I am a house fanatic and always enjoy looking at them. If you feel the same or simply look for renovation ideas there are some stunning buildings here. Most houses are timber frame and there are quite a few early surviving buildings. There are also a lot of significant gardens and the Open Gardens Weekends are very popular. A wonderful thing to see is also the Community Gardens which are created and maintained by locals as a food source. Working bees held all the time, if you want to see how it is done here see the notice board next to the library. The gardens themselves are in several locations, map provided at the cottage. You can also go on a guided walk of edible weeds and wild foods, held once a fortnight usually (enquire at the Neighbourhood Centre or check online).
The region is full of towns and villages, all offering their own mix of history, culture, festivals, shopping and nature. A favourite is Hanging Rock. Solve the mystery and I might just share a creepy theory… It is a meandering drive away, perfect for a day’s outing. Trentham, 20 mins away, has a beautiful waterfall and a very attractive main street. Do not miss Red Beard Bakery. Great bread. Beard. Bread. One of those. Whatever you get up to, I hope you will enjoy our wonderful region.
When you try to capture the Australian bush in photos, it is really hard to convey the feeling of being there. The bush is best live. You need the smells and sounds, the air. The feeling you get as you trek, perhaps alone, over rocks and roots. Maybe it is a wet winter, maybe spring is blossoming. Maybe the shimmering haze of summer iz lazily wrapping around you. Perhaps there are steep gorges, maybe a vista opens up around the next corner. Maybe you are even a little lost. Unlike the european forests I grew up with, the bush seems twiggy, brutal almost, hard to get to know. But you can, you just have to put on some good boots and get out there. Every time I do I emerge a little happier than when I went in.

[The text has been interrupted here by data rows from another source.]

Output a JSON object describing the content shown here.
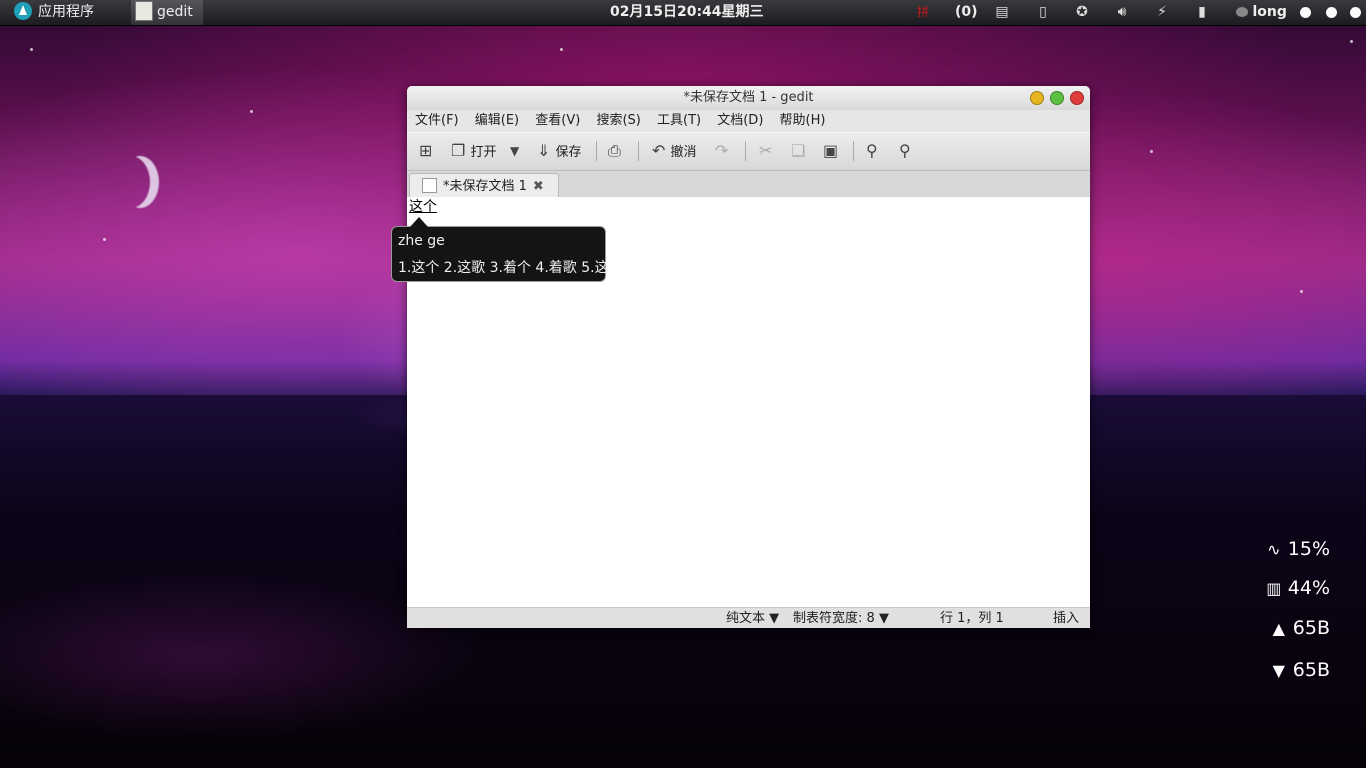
{
  "panel": {
    "apps_label": "应用程序",
    "task_label": "gedit",
    "clock": "02月15日20:44星期三",
    "ime_indicator": "拼",
    "notification_count": "(0)",
    "user": "long"
  },
  "window": {
    "title": "*未保存文档 1 - gedit",
    "menu": [
      "文件(F)",
      "编辑(E)",
      "查看(V)",
      "搜索(S)",
      "工具(T)",
      "文档(D)",
      "帮助(H)"
    ],
    "toolbar": {
      "open_label": "打开",
      "save_label": "保存",
      "undo_label": "撤消"
    },
    "tab_label": "*未保存文档 1",
    "editor_text": "这个",
    "status": {
      "language": "纯文本",
      "tab_width_label": "制表符宽度:",
      "tab_width": "8",
      "position": "行 1，列 1",
      "mode": "插入"
    }
  },
  "ime_popup": {
    "pinyin": "zhe ge",
    "candidates": "1.这个 2.这歌 3.着个 4.着歌 5.这"
  },
  "monitor": {
    "cpu": "15%",
    "memory": "44%",
    "upload": "65B",
    "download": "65B"
  },
  "colors": {
    "close_button": "#e03b3b",
    "minimize_button": "#e8b420",
    "maximize_button": "#5cc040"
  }
}
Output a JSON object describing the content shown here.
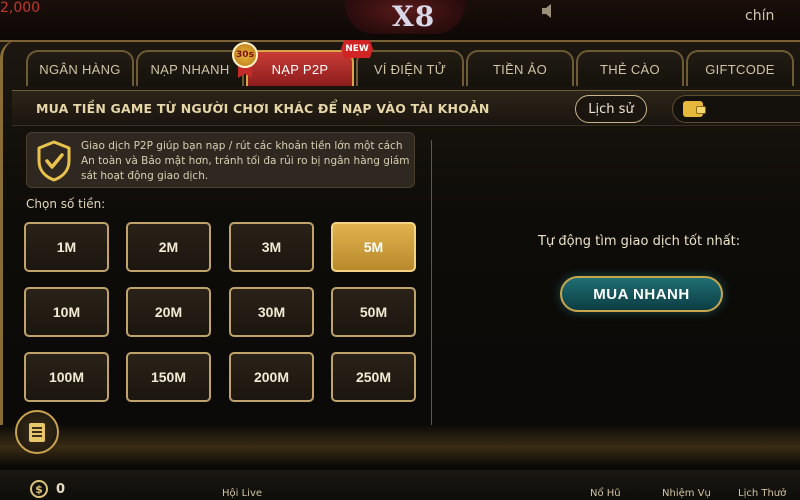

I want to move to Daylesford
This happens sometimes. You come for a holiday and simply forget where you parked the car and so you are here for good. There are several real estate agents who can help you if this has happened to you too. Living in Daylesford… Wellies, jumpers, wood fires and the smell of trees saturating the oxygen rich air. Walks, hot chocolate, friendly locals. Stunning views, autumn leaves. Live music at some small venue. A dip in the lake. Fresh produce. Reasonably short trip to get to Melbourne. It’s a winner, I say.
Lying down, watching a summer sky…